RECORDS FOR THIS TASK Block Start

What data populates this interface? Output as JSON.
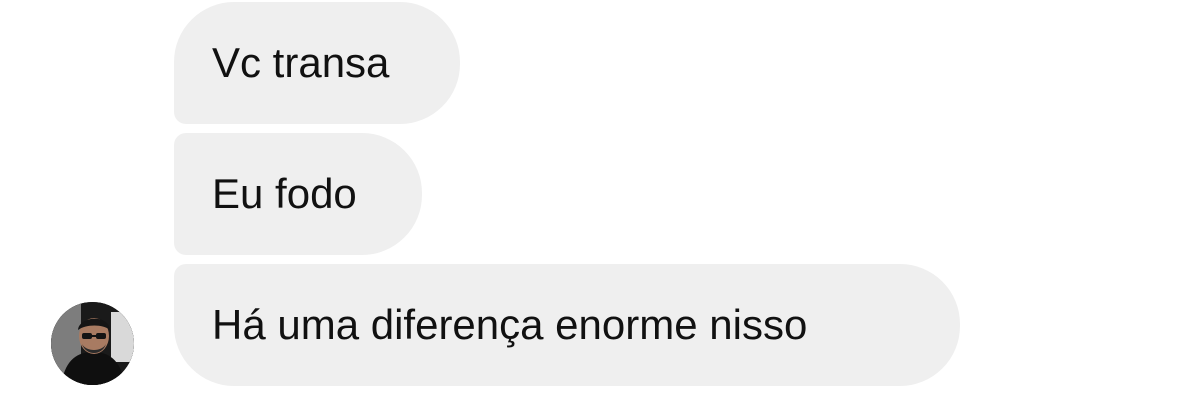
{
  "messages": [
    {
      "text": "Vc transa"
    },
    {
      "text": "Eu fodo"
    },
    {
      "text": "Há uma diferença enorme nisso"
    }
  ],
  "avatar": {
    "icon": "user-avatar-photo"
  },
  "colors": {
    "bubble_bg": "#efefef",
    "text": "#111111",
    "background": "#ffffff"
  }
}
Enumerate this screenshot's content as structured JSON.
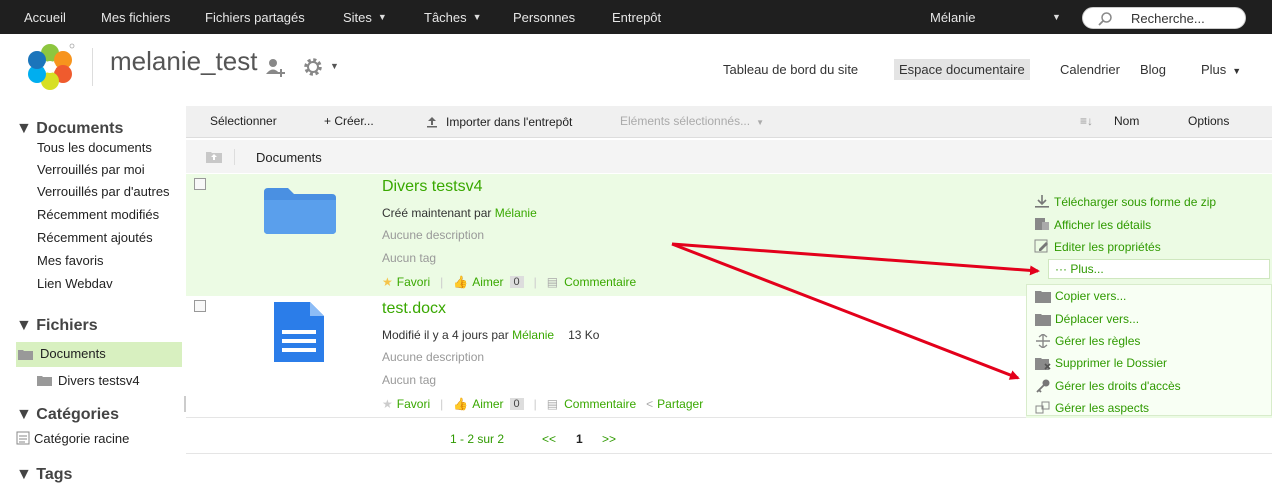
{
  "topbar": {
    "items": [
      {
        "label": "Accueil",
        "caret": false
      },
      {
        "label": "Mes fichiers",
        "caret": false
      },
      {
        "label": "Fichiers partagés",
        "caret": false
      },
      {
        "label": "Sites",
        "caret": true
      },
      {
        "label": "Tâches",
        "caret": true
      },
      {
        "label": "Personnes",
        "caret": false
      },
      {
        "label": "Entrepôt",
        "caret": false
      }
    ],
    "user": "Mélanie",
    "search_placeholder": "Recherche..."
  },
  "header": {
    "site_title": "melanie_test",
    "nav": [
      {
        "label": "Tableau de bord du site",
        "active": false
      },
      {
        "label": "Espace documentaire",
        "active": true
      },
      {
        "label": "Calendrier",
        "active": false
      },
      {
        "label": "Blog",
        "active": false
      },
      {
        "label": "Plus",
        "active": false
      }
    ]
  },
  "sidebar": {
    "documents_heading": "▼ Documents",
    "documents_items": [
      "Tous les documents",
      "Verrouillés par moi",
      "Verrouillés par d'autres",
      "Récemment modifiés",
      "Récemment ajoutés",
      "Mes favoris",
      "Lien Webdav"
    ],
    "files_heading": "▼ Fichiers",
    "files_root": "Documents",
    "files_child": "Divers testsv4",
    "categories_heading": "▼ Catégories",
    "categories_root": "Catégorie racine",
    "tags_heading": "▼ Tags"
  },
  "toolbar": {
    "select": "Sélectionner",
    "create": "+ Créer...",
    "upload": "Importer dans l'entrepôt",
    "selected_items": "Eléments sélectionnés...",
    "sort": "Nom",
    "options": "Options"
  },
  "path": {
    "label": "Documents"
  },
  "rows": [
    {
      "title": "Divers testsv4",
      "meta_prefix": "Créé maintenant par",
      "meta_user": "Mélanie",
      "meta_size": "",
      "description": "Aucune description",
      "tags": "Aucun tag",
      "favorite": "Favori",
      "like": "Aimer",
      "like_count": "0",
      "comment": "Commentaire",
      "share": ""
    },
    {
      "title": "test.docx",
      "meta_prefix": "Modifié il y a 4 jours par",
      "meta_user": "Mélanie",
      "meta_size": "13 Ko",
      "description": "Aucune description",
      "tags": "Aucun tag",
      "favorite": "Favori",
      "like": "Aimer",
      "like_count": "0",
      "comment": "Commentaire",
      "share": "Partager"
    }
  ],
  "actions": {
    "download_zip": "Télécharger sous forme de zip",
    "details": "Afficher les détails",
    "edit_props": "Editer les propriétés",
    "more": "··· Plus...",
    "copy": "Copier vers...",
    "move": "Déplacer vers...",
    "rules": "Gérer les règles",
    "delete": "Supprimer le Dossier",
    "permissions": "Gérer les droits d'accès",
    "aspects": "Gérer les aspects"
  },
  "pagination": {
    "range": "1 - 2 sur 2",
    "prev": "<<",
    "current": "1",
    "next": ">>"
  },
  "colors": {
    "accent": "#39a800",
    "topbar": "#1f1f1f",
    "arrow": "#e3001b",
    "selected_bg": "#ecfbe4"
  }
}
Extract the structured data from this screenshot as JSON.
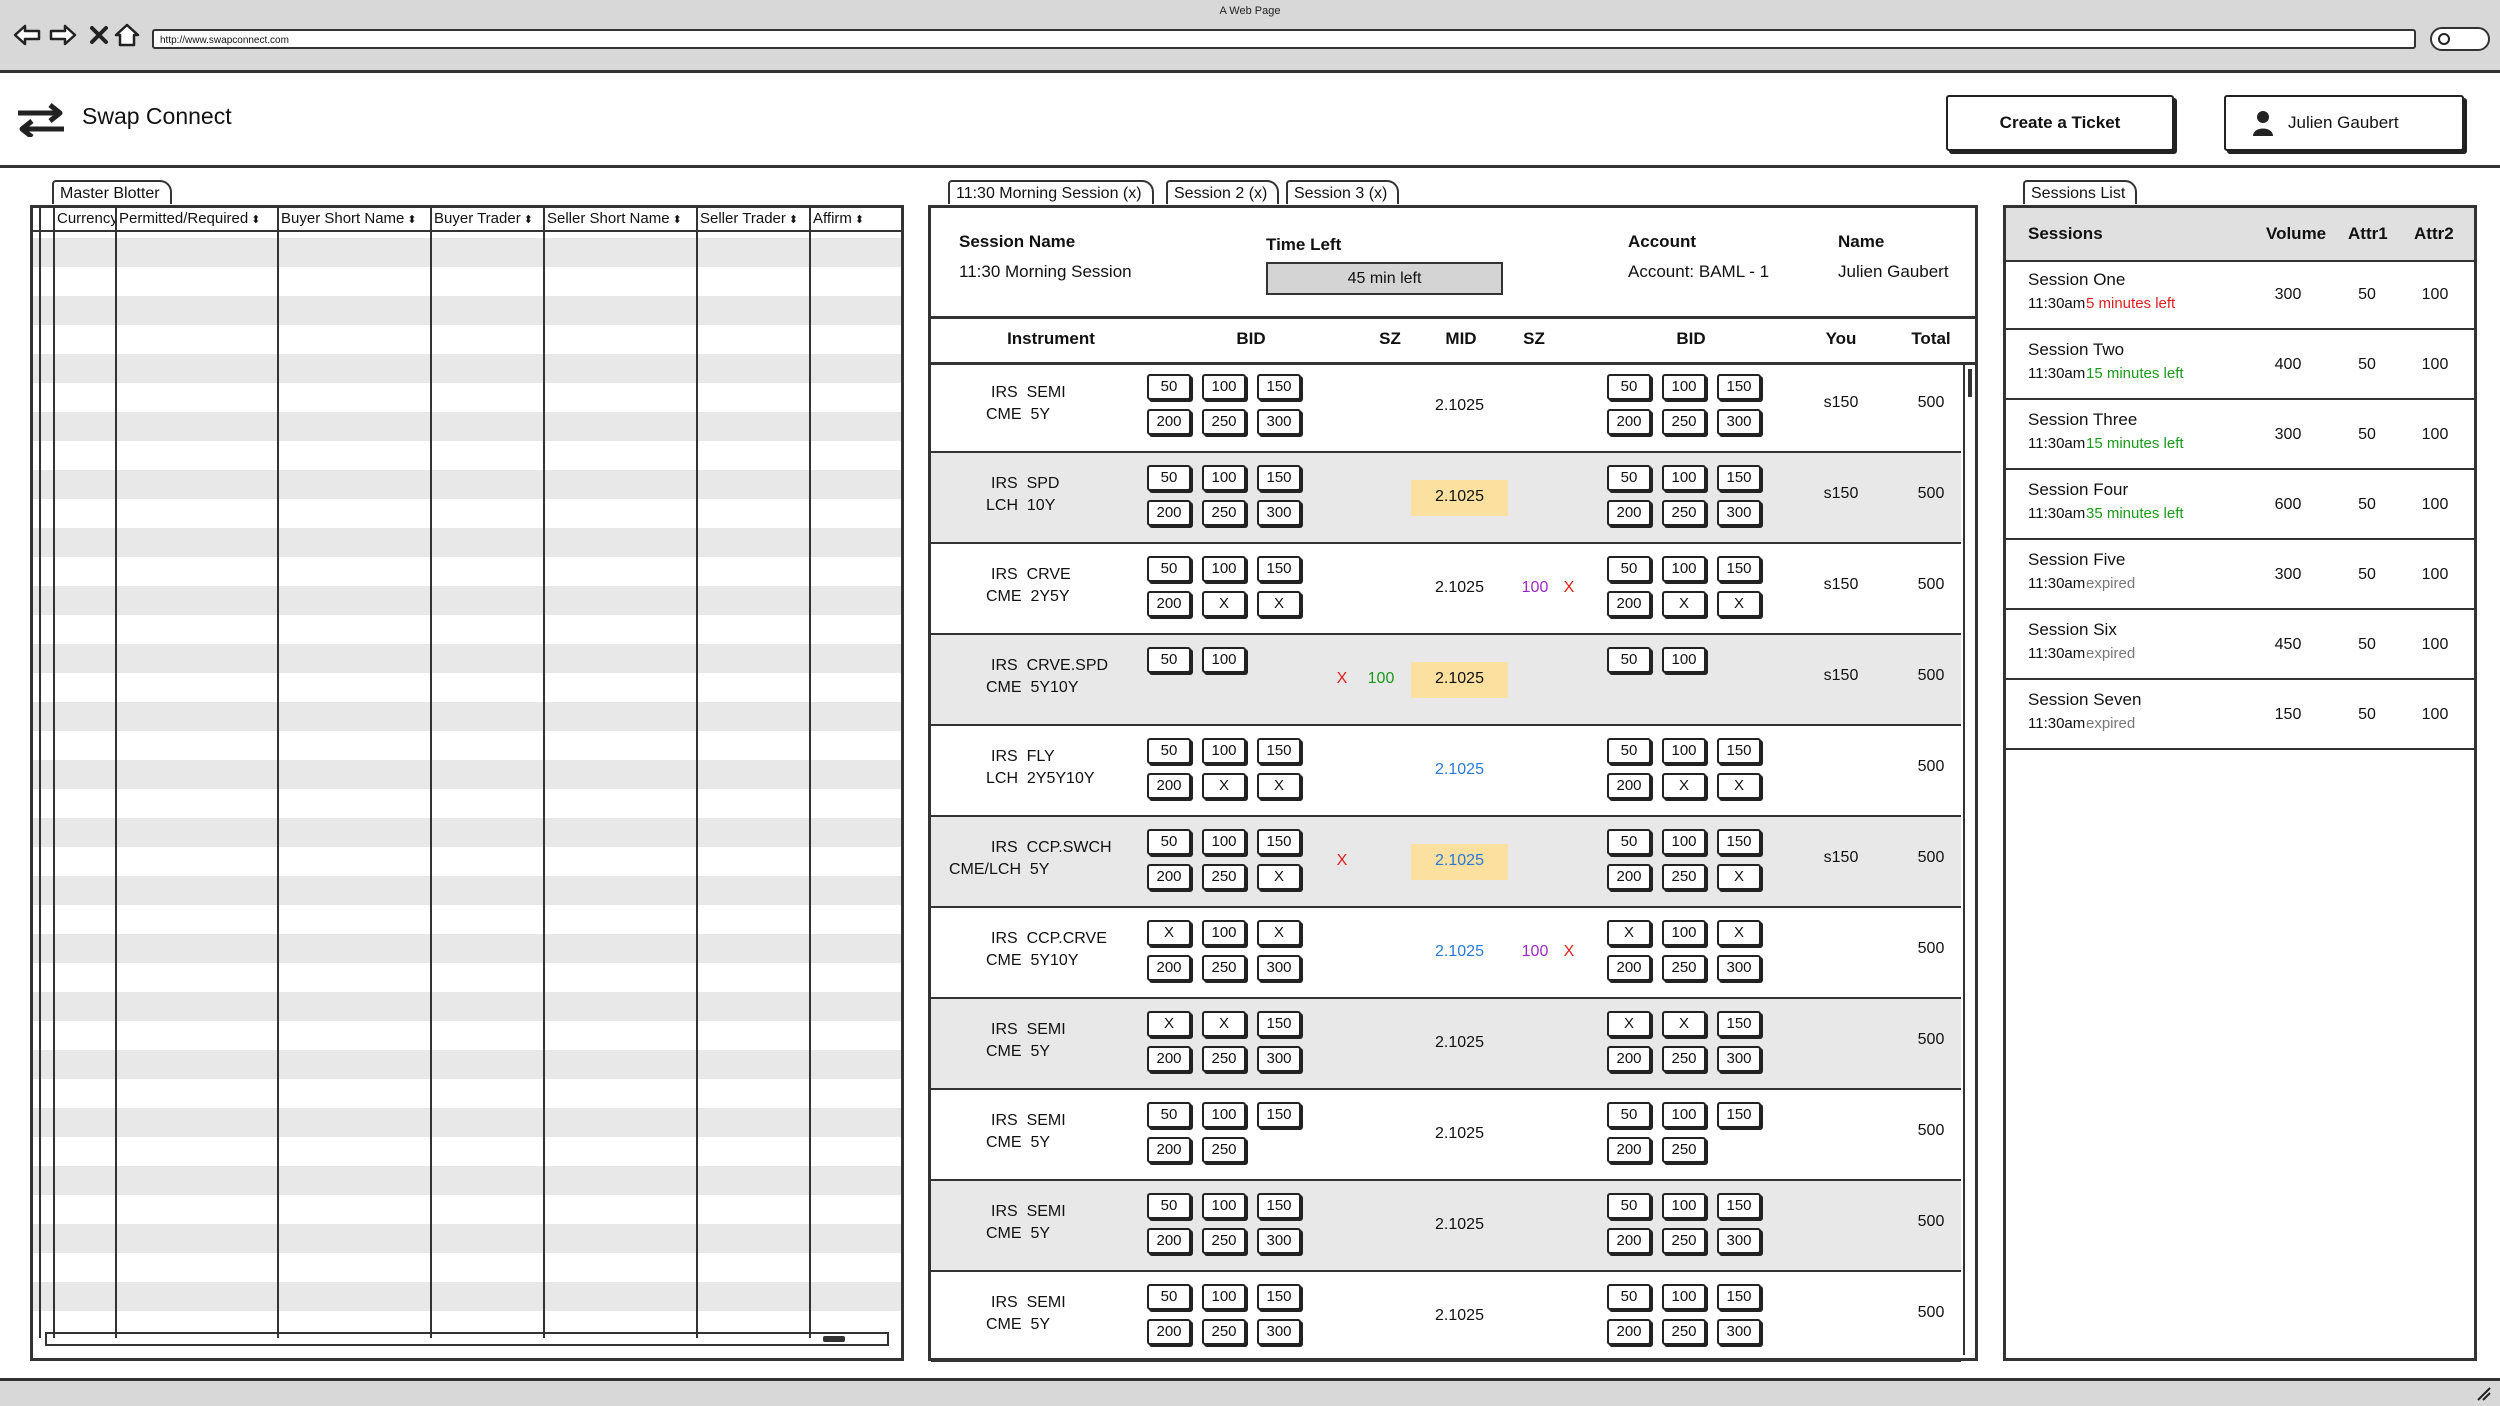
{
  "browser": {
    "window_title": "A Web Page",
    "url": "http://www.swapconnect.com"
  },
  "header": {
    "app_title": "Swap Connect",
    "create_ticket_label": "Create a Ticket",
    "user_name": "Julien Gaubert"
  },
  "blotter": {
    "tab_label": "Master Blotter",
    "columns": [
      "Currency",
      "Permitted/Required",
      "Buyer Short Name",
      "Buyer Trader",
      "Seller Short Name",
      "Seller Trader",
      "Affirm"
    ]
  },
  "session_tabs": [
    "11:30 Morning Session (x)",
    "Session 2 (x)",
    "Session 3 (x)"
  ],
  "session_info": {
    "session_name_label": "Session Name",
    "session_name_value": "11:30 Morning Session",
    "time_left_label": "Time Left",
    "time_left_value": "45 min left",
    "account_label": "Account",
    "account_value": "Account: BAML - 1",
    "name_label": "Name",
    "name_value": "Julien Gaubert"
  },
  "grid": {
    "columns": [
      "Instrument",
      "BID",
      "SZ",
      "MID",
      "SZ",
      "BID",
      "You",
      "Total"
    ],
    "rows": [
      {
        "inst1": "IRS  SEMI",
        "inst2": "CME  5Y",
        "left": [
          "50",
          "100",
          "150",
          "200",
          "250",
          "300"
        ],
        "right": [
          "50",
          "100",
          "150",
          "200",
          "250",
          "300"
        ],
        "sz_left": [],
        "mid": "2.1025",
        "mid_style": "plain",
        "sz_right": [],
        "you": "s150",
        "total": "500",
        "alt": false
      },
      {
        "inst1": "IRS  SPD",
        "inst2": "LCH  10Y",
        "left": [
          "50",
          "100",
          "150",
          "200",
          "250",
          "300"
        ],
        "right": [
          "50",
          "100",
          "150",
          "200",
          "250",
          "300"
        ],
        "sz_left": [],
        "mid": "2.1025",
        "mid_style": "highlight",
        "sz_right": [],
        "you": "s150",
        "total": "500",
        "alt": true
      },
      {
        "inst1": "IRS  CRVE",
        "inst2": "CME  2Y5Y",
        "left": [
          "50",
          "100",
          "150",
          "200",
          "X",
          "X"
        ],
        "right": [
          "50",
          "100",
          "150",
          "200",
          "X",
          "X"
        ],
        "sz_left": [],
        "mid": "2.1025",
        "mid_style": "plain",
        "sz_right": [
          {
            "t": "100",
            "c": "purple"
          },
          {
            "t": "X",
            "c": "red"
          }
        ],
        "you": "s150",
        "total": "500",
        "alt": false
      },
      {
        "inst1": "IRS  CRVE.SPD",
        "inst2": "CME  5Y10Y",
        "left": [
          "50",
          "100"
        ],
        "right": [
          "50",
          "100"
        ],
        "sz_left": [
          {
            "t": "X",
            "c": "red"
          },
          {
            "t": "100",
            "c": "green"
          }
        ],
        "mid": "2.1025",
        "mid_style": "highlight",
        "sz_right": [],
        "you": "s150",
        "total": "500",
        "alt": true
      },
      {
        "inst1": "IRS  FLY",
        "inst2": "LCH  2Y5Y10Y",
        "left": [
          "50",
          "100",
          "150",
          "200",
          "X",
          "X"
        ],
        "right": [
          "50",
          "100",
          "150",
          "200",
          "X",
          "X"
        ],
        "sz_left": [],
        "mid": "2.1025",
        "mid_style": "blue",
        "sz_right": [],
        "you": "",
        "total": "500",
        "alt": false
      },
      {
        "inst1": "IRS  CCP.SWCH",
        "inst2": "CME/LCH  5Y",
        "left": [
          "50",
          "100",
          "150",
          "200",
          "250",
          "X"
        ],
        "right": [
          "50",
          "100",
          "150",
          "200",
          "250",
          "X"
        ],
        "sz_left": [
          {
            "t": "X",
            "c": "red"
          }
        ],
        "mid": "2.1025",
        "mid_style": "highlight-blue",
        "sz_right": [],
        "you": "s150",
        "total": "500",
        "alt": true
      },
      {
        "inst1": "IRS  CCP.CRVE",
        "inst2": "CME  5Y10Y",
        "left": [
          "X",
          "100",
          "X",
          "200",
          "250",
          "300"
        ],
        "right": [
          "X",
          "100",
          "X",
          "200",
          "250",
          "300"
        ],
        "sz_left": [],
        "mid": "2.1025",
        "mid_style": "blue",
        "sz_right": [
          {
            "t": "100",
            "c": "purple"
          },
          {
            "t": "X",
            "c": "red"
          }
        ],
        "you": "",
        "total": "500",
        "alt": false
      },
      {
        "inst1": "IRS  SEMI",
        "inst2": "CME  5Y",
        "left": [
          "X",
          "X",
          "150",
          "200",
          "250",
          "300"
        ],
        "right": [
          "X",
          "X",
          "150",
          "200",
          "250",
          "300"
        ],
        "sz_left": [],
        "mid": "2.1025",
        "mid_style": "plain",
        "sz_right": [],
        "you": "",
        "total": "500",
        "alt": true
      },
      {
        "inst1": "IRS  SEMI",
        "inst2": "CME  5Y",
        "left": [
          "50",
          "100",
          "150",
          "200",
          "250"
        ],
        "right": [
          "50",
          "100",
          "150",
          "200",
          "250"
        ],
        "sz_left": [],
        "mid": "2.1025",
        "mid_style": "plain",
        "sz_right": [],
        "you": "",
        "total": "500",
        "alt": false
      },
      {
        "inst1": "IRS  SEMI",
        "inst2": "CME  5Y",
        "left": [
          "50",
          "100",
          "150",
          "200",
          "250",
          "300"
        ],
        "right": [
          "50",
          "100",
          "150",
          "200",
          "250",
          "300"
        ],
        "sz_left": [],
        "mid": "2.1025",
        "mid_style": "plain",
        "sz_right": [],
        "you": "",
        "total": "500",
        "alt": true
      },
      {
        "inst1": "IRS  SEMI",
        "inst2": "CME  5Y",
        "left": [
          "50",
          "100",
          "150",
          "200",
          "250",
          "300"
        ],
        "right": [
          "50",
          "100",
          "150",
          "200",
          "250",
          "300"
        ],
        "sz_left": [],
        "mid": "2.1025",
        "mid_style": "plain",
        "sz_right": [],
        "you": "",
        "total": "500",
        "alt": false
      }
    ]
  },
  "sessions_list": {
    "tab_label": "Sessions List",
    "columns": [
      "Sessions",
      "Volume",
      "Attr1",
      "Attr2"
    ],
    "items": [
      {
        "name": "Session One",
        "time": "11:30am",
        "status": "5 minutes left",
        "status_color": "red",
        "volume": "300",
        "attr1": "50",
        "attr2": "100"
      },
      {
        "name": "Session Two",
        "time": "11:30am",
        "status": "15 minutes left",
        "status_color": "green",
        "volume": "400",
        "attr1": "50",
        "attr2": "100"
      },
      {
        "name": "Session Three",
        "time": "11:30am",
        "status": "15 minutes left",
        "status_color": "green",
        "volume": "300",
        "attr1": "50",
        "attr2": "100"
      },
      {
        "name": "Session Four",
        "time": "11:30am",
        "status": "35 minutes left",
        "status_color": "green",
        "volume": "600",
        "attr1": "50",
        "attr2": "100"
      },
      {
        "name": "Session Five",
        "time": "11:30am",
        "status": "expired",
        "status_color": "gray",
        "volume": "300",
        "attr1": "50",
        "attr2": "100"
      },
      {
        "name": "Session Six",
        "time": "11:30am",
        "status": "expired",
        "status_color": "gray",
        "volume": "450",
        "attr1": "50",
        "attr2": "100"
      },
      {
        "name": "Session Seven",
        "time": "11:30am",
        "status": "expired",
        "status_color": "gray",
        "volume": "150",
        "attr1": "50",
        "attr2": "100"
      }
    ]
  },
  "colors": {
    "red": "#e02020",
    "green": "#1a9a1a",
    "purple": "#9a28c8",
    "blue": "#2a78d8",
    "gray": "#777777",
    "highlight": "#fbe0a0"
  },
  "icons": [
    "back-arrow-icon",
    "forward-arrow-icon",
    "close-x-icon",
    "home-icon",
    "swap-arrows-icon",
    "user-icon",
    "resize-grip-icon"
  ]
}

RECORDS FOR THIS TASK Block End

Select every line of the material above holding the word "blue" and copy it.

• **RESULT FOR THIS TASK**
        "mid_style": "blue",
        "mid_style": "highlight-blue",
        "mid_style": "blue",
    "blue": "#2a78d8",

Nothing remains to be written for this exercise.